Héctor Noesí is a six-foot-four pitcher from Esperanza, Dominican Republic. In 2004, he signed his first professional contract with the New York Yankees at the age of 17.
Noesí made his major league debut with the Yankees in 2011, and also played with the Mariners, the Texas Rangers, and the Chicago White Sox. He pitched in 107 games over the first five seasons of his career, starting 53 of them and going 12-31 with a 5.30 ERA. He struck out 279 in 395 1⁄3 innings, with a 1.465 WHIP. After his appearance on June 15, it would be over four years before he made another.
Noesí signed with the Marlins prior to 2019 Spring Training. On August 6, he took his first of four turns in the rotation. Over those four games, he went 0-3 with an 11.29 ERA, allowing 23 runs on 20 hits and 12 walks in 18 1⁄3 innings.
Once he moved into the bullpen, Noesí was much better. In 9 1⁄3 innings, he only allowed three runs and struck out nine. Despite that, he didn’t make an appearance with the Marlins in 2020, and was granted free agency on November 2, just two weeks ago.
420. Brian Flynn
Brian Flynn was a six-foot-eight left-handed pitcher from Tulsa, Oklahoma. In 2011, the Detroit Tigers took him in the seventh round out of Wichita State University. In two seasons with the Shockers, he was 8-9 with a 4.78 ERA and nearly a strikeout per inning.
A season after the Tigers drafted him, Flynn was traded with Rob Brantly and Jacob Turner to the Marlins for Omar Infante and Anibal Sanchez.
Flynn spent two seasons in the Marlins organization, making 52 minor league starts between the New Orleans Zephyrs and the Jacksonville Suns. In six appearances with the Marlins, including five starts, he was 0-3 with an 8.64 ERA, a 2.20 WHIP, and 21 whiffs in 25 innings. Flynn posted a negative WPA in each of the six contests. He also went 2-for-7 from the plate with a sacrifice hit, and took two fielding chances without an error.
After 2014, the Marlins sent Flynn along with Reid Redman to the Kansas City Royals for Aaron Crow. In four seasons with the Royals, Flynn went 6-9 with a 3.76 ERA.
419. Yusmeiro Petit
Maracaibo, Venezuela native Yusmeiro Petit is a six-foot-one right handed pitcher. In 2001, he signed with the New York Mets just prior to his 17th birthday.
After four years in the Mets system, they traded Petit to the Marlins with Grant Psomas and Mike Jacobs to Florida for Carlos Delgado. 2006 would see Petit’s major league debut.
Petit made 15 appearances for the Marlins, including one start. he struck out 20 in 26 1⁄3 innings, but also allowed 46 hits, including seven homers. He put up a 1-1 record and a 9.57 ERA with a 2.09 WHIP. At the plate, he was one-for-five with an RBI and two strikeouts, while making two clean putouts without an error on defense.
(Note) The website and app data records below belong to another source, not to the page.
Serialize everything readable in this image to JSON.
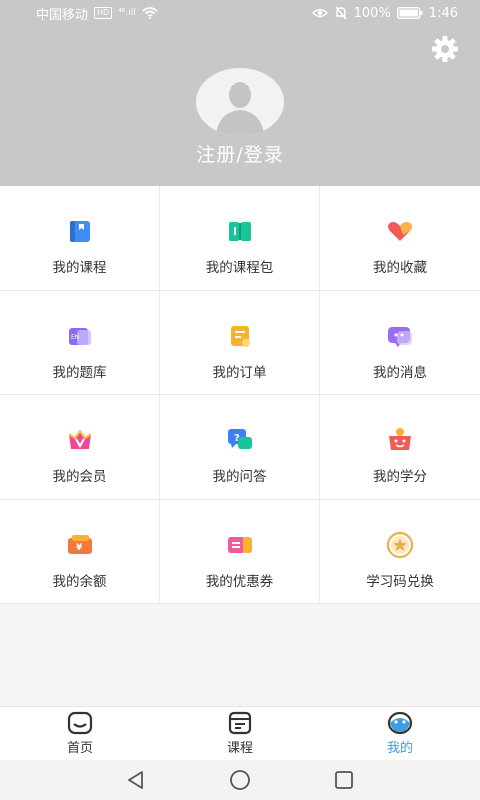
{
  "status_bar": {
    "carrier": "中国移动",
    "hd": "HD",
    "signal": "⁴⁶.ıll",
    "battery": "100%",
    "time": "1:46"
  },
  "header": {
    "login_text": "注册/登录",
    "settings_icon": "gear-icon",
    "avatar_icon": "default-avatar-icon"
  },
  "menu": [
    {
      "name": "courses",
      "label": "我的课程",
      "icon": "book-icon",
      "color": "#3d8ff5"
    },
    {
      "name": "course-packages",
      "label": "我的课程包",
      "icon": "open-book-icon",
      "color": "#19c49a"
    },
    {
      "name": "favorites",
      "label": "我的收藏",
      "icon": "heart-icon",
      "color": "#f25a5a"
    },
    {
      "name": "question-bank",
      "label": "我的题库",
      "icon": "question-bank-icon",
      "color": "#8a6cf2"
    },
    {
      "name": "orders",
      "label": "我的订单",
      "icon": "order-icon",
      "color": "#f7b32b"
    },
    {
      "name": "messages",
      "label": "我的消息",
      "icon": "message-icon",
      "color": "#9b6cf2"
    },
    {
      "name": "membership",
      "label": "我的会员",
      "icon": "vip-crown-icon",
      "color": "#f0479a"
    },
    {
      "name": "qa",
      "label": "我的问答",
      "icon": "qa-bubble-icon",
      "color": "#3d7ff5"
    },
    {
      "name": "credits",
      "label": "我的学分",
      "icon": "credit-basket-icon",
      "color": "#f25a5a"
    },
    {
      "name": "balance",
      "label": "我的余额",
      "icon": "wallet-icon",
      "color": "#f2793a"
    },
    {
      "name": "coupons",
      "label": "我的优惠券",
      "icon": "coupon-icon",
      "color": "#f05a9a"
    },
    {
      "name": "redeem-code",
      "label": "学习码兑换",
      "icon": "star-medal-icon",
      "color": "#e8b04a"
    }
  ],
  "bottom_nav": [
    {
      "name": "home",
      "label": "首页",
      "icon": "home-icon",
      "active": false
    },
    {
      "name": "courses",
      "label": "课程",
      "icon": "course-list-icon",
      "active": false
    },
    {
      "name": "mine",
      "label": "我的",
      "icon": "mine-face-icon",
      "active": true
    }
  ],
  "colors": {
    "header_bg": "#c8c8c8",
    "active_tab": "#3b9de0"
  }
}
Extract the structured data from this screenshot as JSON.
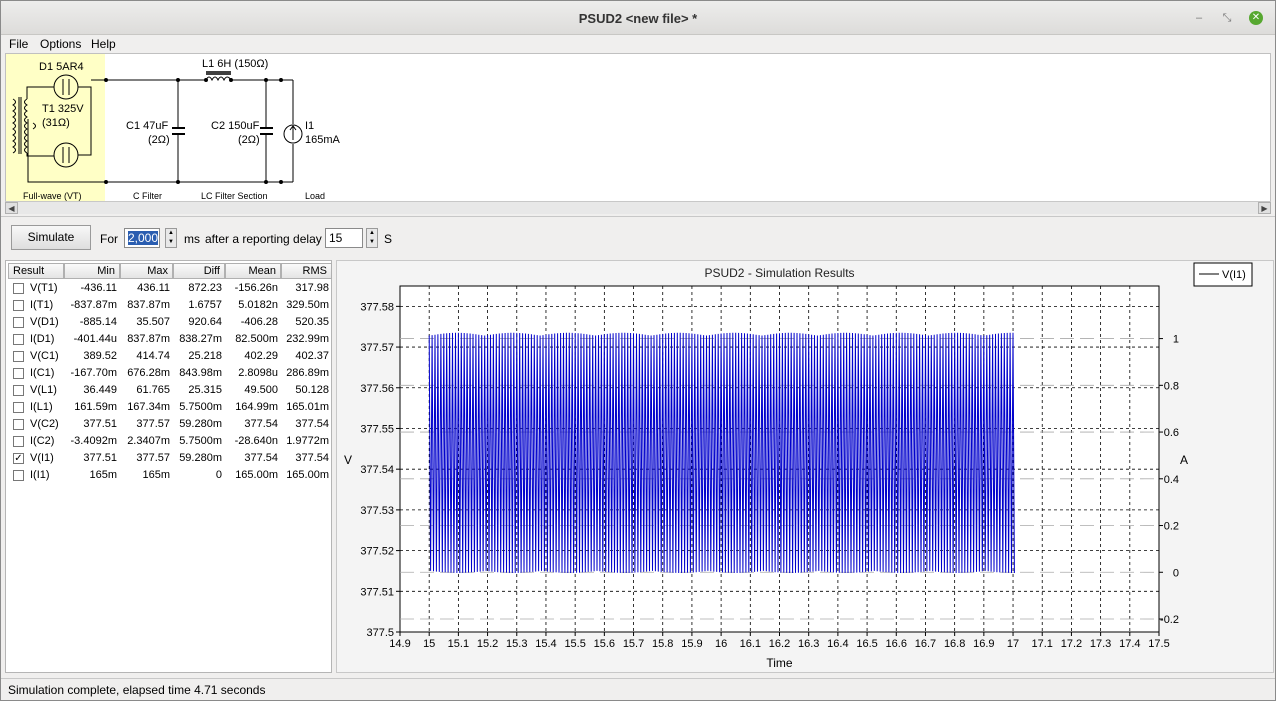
{
  "window": {
    "title": "PSUD2  <new file> *",
    "minimize": "‒",
    "maximize": "⤡",
    "close": "✕"
  },
  "menu": [
    {
      "label": "File"
    },
    {
      "label": "Options"
    },
    {
      "label": "Help"
    }
  ],
  "schematic": {
    "rectifier": {
      "tube": "D1 5AR4",
      "transformer": "T1 325V",
      "transformer_r": "(31Ω)",
      "section": "Full-wave (VT)"
    },
    "c_filter": {
      "cap": "C1 47uF",
      "cap_r": "(2Ω)",
      "section": "C Filter"
    },
    "lc_filter": {
      "inductor": "L1 6H (150Ω)",
      "cap": "C2 150uF",
      "cap_r": "(2Ω)",
      "section": "LC Filter Section"
    },
    "load": {
      "name": "I1",
      "value": "165mA",
      "section": "Load"
    }
  },
  "toolbar": {
    "simulate": "Simulate",
    "for_label": "For",
    "duration": "2,000",
    "ms_label": "ms",
    "delay_label": "after a reporting delay of",
    "delay": "15",
    "s_label": "S"
  },
  "table": {
    "headers": [
      "Result",
      "Min",
      "Max",
      "Diff",
      "Mean",
      "RMS"
    ],
    "rows": [
      {
        "name": "V(T1)",
        "checked": false,
        "min": "-436.11",
        "max": "436.11",
        "diff": "872.23",
        "mean": "-156.26n",
        "rms": "317.98"
      },
      {
        "name": "I(T1)",
        "checked": false,
        "min": "-837.87m",
        "max": "837.87m",
        "diff": "1.6757",
        "mean": "5.0182n",
        "rms": "329.50m"
      },
      {
        "name": "V(D1)",
        "checked": false,
        "min": "-885.14",
        "max": "35.507",
        "diff": "920.64",
        "mean": "-406.28",
        "rms": "520.35"
      },
      {
        "name": "I(D1)",
        "checked": false,
        "min": "-401.44u",
        "max": "837.87m",
        "diff": "838.27m",
        "mean": "82.500m",
        "rms": "232.99m"
      },
      {
        "name": "V(C1)",
        "checked": false,
        "min": "389.52",
        "max": "414.74",
        "diff": "25.218",
        "mean": "402.29",
        "rms": "402.37"
      },
      {
        "name": "I(C1)",
        "checked": false,
        "min": "-167.70m",
        "max": "676.28m",
        "diff": "843.98m",
        "mean": "2.8098u",
        "rms": "286.89m"
      },
      {
        "name": "V(L1)",
        "checked": false,
        "min": "36.449",
        "max": "61.765",
        "diff": "25.315",
        "mean": "49.500",
        "rms": "50.128"
      },
      {
        "name": "I(L1)",
        "checked": false,
        "min": "161.59m",
        "max": "167.34m",
        "diff": "5.7500m",
        "mean": "164.99m",
        "rms": "165.01m"
      },
      {
        "name": "V(C2)",
        "checked": false,
        "min": "377.51",
        "max": "377.57",
        "diff": "59.280m",
        "mean": "377.54",
        "rms": "377.54"
      },
      {
        "name": "I(C2)",
        "checked": false,
        "min": "-3.4092m",
        "max": "2.3407m",
        "diff": "5.7500m",
        "mean": "-28.640n",
        "rms": "1.9772m"
      },
      {
        "name": "V(I1)",
        "checked": true,
        "min": "377.51",
        "max": "377.57",
        "diff": "59.280m",
        "mean": "377.54",
        "rms": "377.54"
      },
      {
        "name": "I(I1)",
        "checked": false,
        "min": "165m",
        "max": "165m",
        "diff": "0",
        "mean": "165.00m",
        "rms": "165.00m"
      }
    ]
  },
  "chart_data": {
    "type": "line",
    "title": "PSUD2 - Simulation Results",
    "xlabel": "Time",
    "ylabel": "V",
    "y2label": "A",
    "xlim": [
      14.9,
      17.5
    ],
    "ylim": [
      377.5,
      377.585
    ],
    "y2lim": [
      -0.2556,
      1.225
    ],
    "xticks": [
      "14.9",
      "15",
      "15.1",
      "15.2",
      "15.3",
      "15.4",
      "15.5",
      "15.6",
      "15.7",
      "15.8",
      "15.9",
      "16",
      "16.1",
      "16.2",
      "16.3",
      "16.4",
      "16.5",
      "16.6",
      "16.7",
      "16.8",
      "16.9",
      "17",
      "17.1",
      "17.2",
      "17.3",
      "17.4",
      "17.5"
    ],
    "yticks": [
      "377.5",
      "377.51",
      "377.52",
      "377.53",
      "377.54",
      "377.55",
      "377.56",
      "377.57",
      "377.58"
    ],
    "y2ticks": [
      "-0.2",
      "0",
      "0.2",
      "0.4",
      "0.6",
      "0.8",
      "1"
    ],
    "grid": true,
    "legend_position": "right",
    "series": [
      {
        "name": "V(I1)",
        "color": "#0000cc",
        "x_start": 15,
        "x_end": 17,
        "period": 0.01,
        "min": 377.5145,
        "max": 377.5735,
        "mean": 377.54
      }
    ]
  },
  "status": "Simulation complete, elapsed time 4.71 seconds"
}
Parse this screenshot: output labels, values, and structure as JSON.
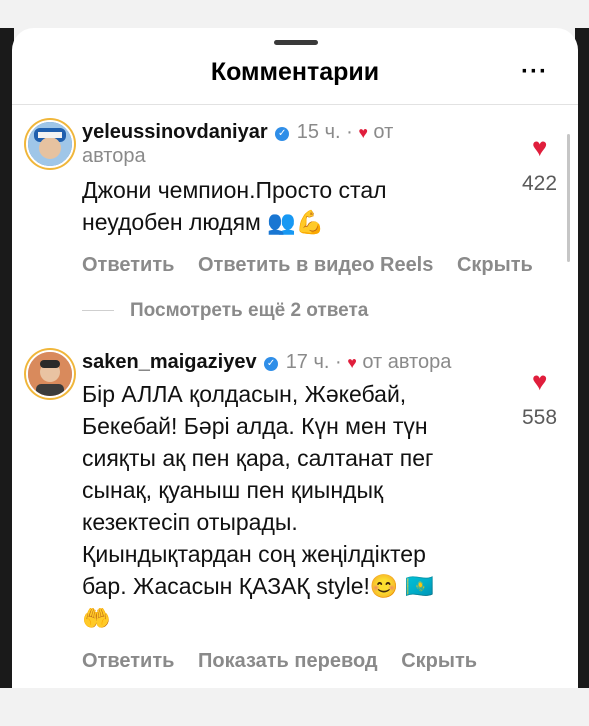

At the end of Spring Training in 2007, the Marlins sent Petit to the Arizona Diamondbacks for Jorge Julio.
Since then, Petit has played for the D-Backs, the San Francisco Giants, the Nationals, the Los Angeles Angels, and Oakland. He’s 42-41 with six saves and a 3.93 lifetime ERA, and led the American League with 80 games pitched in 2019 with the A’s.
418. Ryan Tucker
Ryan Tucker is a six-one right-handed pitcher from Burbank, California. In 2005, the Florida Marlins took him in the first round of the draft, with the 34th overall selection. Three seasons later in 2008, Tucker got to the majors with the team.
Tucker pitched in 13 games for Florida, including six starts. He struck out 28 in 37 innings overall, and racked up an 8.27 ERA by surrendering 34 runs on 46 hits and 23 walks. He landed 59 percent of his 707 offerings over the plate, went 0-for-7 from the plate with four strikeouts, and made seven defensive plays without an error.
Tucker’s best game with the Marlins, going by WPA, was his major league debut. He got the win in a 9-2 victory over the Cincinnati Reds, striking out six and allowing only one run in five innings. After spending the entirety of the next two seasons in the Marlins minor league system, the Texas Rangers claimed Tucker off waivers. He pitched five major league innings for them, and didn’t get back to the majors after that.